Carex limosa L. - Mud Sedge


|  back  | forward |

Carex limosa - (image 1 of 3)



Family: Cyperaceae


Section Limosae


Sphagnum bogs; floating organic mats over mineral-rich water.




Circumboreal; in North America south to NJ, DE, OH, IA, and CA.


Perennial to 60 cm from long, creeping rhizomes; stems single or few, lacking leaves at the base; roots covered with a yellowish-brown, felt-like tomentum; leaves few, to 2 mm wide, often with one or more longitudinal grooves or channels (canaliculate); terminal spike staminate, to 3 cm; pistillate spikes 1-3, nodding, on slender peduncles, 1-2.5 cm; the scales light to dark brown, about equaling the perigynia in length and width, obtuse to acute or acuminate; perigynia pale greenish or straw-colored, densely papillate, elliptic to ovate, somewhat flattened, two-ribbed with 4-7 nerves on each face, to 4.2 mm, beak absent or 0.2 mm or less; achenes trigonous.

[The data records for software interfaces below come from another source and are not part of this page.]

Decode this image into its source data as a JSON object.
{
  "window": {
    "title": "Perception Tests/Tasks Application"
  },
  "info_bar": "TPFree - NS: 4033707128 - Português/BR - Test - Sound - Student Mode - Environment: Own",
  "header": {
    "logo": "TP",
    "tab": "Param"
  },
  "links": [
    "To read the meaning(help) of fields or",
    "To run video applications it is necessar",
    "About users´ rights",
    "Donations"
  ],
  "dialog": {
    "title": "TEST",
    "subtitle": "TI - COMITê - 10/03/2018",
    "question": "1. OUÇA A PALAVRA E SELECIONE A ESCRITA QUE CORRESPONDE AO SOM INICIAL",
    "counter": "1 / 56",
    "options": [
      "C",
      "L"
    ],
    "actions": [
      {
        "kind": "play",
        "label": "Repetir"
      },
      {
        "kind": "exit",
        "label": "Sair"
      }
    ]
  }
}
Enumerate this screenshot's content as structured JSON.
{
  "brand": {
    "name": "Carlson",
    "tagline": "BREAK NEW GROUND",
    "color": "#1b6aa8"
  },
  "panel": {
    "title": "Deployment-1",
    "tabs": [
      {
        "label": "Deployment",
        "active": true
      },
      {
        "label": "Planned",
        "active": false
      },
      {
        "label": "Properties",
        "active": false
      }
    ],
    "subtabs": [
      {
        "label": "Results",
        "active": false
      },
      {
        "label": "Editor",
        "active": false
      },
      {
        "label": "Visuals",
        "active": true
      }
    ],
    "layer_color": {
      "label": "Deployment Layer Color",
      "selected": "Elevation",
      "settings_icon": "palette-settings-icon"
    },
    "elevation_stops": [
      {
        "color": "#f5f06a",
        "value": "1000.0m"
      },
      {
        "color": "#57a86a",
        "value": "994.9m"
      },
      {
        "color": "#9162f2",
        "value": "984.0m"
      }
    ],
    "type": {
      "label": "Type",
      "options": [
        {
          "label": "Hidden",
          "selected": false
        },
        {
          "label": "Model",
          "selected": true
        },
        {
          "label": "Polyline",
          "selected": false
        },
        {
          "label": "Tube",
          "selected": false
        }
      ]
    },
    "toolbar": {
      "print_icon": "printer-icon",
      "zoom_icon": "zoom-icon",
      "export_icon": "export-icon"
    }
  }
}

Fruiting June to July

Wetland indicator: OBL

I photographed this plant at the edge of a fen in the Adirondacks that had been impacted by beaver activity. Thanks to Linda Curtis for making the identification. The specific epithet means "sitting in mud". Birds of the genus Limosa (Godwits) are large shorebirds that frequent mud flats.

Carex magellanica Lam. ssp. irrigua (Wahlenb.) Hultén is similar but has scales that are narrower than the perigynia.


Curtis, L. 2006. Woodland Carex of the upper Midwest. Lake Villa, IL.


Gleason, Henry A. and A. Cronquist. 1991. Manual of Vascular Plants of Northeastern United States and Adjacent Canada. Second Ed.
The New York Botanical Garden. Bronx, NY


Swink, F. and G. Wilhelm. 1994. Plants of the Chicago Region.
Indiana Academy of Science. The Morton Arboretum. Lisle, Illinois.




© Michael Hough 2010